_PROVIDED ENTRIES_
⁂

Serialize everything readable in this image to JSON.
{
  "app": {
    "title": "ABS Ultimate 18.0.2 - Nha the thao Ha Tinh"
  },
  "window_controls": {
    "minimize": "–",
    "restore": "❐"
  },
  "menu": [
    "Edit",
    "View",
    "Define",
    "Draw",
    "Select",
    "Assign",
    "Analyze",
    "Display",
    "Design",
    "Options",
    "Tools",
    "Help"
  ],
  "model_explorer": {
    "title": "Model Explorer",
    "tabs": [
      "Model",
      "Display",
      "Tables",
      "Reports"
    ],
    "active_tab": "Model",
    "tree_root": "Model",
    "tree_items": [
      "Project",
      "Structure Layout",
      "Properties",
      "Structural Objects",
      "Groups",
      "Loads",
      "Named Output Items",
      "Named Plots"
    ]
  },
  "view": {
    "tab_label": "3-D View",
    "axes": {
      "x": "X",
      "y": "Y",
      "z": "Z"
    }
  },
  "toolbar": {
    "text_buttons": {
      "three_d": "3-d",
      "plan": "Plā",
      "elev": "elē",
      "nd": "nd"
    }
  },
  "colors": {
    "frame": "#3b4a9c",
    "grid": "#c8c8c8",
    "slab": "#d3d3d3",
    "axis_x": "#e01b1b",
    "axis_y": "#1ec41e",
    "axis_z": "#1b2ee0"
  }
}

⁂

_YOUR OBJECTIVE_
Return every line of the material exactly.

_OUTPUT FOR THIS EXERCISE_
Serialize everything readable in this image to JSON.
{
  "app": {
    "title": "ABS Ultimate 18.0.2 - Nha the thao Ha Tinh"
  },
  "window_controls": {
    "minimize": "–",
    "restore": "❐"
  },
  "menu": [
    "Edit",
    "View",
    "Define",
    "Draw",
    "Select",
    "Assign",
    "Analyze",
    "Display",
    "Design",
    "Options",
    "Tools",
    "Help"
  ],
  "model_explorer": {
    "title": "Model Explorer",
    "tabs": [
      "Model",
      "Display",
      "Tables",
      "Reports"
    ],
    "active_tab": "Model",
    "tree_root": "Model",
    "tree_items": [
      "Project",
      "Structure Layout",
      "Properties",
      "Structural Objects",
      "Groups",
      "Loads",
      "Named Output Items",
      "Named Plots"
    ]
  },
  "view": {
    "tab_label": "3-D View",
    "axes": {
      "x": "X",
      "y": "Y",
      "z": "Z"
    }
  },
  "toolbar": {
    "text_buttons": {
      "three_d": "3-d",
      "plan": "Plā",
      "elev": "elē",
      "nd": "nd"
    }
  },
  "colors": {
    "frame": "#3b4a9c",
    "grid": "#c8c8c8",
    "slab": "#d3d3d3",
    "axis_x": "#e01b1b",
    "axis_y": "#1ec41e",
    "axis_z": "#1b2ee0"
  }
}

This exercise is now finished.